Deng Xiaoping took over as the leader of China from 1978, two years after the death of Mao. Many books on his life and history mention the fact that he was an avid bridge player – some even attribute the game to some of the political moves he made during his lifetime. According to this document, he learned bridge from a friend in 1952, after which bridge took over his life as his main pastime almost entirely. Xiaoping’s love of the game was a huge step towards the popularity and recognition of bridge in China.

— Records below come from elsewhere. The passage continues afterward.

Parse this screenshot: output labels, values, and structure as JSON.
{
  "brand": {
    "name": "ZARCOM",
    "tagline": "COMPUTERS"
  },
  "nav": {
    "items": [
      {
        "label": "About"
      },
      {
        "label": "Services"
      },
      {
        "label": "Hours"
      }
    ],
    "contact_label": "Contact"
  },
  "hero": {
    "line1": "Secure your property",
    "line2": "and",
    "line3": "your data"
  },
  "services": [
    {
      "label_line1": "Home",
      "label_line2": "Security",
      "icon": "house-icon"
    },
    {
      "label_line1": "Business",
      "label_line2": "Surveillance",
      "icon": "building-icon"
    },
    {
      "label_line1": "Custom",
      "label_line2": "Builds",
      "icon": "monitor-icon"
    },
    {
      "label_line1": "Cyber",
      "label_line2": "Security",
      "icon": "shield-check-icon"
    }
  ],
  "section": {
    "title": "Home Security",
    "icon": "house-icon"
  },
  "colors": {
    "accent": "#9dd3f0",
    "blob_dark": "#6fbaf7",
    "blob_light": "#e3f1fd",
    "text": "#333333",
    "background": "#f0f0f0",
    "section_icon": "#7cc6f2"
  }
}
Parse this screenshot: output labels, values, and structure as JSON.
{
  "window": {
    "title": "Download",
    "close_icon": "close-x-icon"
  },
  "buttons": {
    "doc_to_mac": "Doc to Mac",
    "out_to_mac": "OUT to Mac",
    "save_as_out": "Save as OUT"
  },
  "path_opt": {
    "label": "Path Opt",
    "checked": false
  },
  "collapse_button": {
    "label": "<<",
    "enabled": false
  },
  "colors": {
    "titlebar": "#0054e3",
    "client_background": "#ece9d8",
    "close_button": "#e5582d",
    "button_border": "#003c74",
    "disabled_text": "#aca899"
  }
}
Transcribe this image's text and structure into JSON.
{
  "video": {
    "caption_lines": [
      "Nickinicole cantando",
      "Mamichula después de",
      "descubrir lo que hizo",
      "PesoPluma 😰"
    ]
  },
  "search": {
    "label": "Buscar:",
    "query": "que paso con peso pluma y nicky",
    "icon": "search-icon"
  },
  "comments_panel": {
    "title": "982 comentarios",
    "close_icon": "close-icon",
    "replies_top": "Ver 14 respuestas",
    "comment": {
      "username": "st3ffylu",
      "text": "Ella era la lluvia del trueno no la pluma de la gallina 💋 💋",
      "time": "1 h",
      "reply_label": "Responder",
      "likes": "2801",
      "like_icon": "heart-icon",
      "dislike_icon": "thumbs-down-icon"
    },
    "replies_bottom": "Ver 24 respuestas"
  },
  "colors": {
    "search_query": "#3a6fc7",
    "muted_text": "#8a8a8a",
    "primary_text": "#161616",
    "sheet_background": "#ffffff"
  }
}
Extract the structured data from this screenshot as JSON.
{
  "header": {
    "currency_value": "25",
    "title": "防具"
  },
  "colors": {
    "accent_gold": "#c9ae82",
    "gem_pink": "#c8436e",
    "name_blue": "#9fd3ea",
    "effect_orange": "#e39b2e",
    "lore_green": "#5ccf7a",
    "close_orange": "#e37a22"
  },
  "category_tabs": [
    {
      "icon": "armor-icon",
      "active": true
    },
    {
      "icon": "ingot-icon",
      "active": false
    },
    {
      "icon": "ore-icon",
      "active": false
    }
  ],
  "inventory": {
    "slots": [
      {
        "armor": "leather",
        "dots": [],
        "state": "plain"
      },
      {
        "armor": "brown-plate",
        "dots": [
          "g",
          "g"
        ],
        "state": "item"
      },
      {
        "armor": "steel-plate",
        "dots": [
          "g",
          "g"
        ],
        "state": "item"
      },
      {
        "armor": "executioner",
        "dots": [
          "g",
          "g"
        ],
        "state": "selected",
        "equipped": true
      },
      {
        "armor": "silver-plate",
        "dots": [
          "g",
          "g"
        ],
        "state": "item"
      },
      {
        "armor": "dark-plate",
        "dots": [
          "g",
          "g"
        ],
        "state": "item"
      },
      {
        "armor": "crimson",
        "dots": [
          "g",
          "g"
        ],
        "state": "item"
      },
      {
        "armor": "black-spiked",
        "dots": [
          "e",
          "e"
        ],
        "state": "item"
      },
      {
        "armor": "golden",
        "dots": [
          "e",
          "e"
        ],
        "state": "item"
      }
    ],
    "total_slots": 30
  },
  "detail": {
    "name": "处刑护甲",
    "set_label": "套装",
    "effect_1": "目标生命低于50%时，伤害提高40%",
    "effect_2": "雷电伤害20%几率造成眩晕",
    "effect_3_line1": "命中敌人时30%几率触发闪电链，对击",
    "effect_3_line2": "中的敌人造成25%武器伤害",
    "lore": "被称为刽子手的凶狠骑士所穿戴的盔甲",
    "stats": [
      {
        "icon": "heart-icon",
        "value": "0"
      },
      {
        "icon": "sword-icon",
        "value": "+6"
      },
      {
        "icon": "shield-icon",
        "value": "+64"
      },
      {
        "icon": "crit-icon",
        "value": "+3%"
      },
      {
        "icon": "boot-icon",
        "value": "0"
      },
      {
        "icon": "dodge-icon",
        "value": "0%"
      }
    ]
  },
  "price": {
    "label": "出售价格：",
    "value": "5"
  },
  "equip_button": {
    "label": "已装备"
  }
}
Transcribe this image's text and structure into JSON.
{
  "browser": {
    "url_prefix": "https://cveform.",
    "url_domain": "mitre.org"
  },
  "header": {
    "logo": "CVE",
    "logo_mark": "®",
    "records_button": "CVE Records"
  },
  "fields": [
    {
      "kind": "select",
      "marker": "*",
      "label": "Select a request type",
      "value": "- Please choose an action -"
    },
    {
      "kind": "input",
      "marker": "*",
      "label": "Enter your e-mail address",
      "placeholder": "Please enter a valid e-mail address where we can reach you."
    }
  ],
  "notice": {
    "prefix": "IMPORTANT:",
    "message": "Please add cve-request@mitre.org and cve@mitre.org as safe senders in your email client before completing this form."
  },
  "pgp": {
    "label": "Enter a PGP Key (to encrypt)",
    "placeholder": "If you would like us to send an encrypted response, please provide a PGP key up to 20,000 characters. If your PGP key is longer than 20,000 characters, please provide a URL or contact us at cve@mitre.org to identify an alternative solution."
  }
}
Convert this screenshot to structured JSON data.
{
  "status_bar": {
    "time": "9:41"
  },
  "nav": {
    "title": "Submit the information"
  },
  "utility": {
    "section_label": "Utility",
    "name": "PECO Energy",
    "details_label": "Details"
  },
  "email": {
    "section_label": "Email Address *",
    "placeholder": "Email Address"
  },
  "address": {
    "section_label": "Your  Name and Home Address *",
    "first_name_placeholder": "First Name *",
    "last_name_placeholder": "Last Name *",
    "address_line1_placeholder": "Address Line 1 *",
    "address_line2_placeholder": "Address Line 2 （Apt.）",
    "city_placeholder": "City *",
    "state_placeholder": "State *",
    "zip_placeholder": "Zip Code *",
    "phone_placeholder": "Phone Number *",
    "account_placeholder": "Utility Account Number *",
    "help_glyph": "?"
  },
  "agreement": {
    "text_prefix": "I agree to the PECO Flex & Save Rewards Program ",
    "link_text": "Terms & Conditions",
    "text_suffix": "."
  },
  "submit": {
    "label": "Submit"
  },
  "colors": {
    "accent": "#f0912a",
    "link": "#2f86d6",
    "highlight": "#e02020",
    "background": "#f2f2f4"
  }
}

Dwight D. Eisenhower (his middle name was David, by the way) was the 34th president of the United States, between 1953 and 1961. What most people don’t know about him is that he really, really loved playing a good game of bridge. He took it a little further, and being a bridge player was apparently a prerequisite for being part of Eisenhower’s officers. Again, his prowess with bridge is often mentioned in the same vein as his political strategy. Take a look at this piece by Michael Ledeen from the Wall Street Journal looking at bridge over chess as the defining game of strategy and war.
Other reported avid bridge players included Winston Churchill and, at least according to the NY Times, FW de Klerk. Let us know about any others you know of in the comments.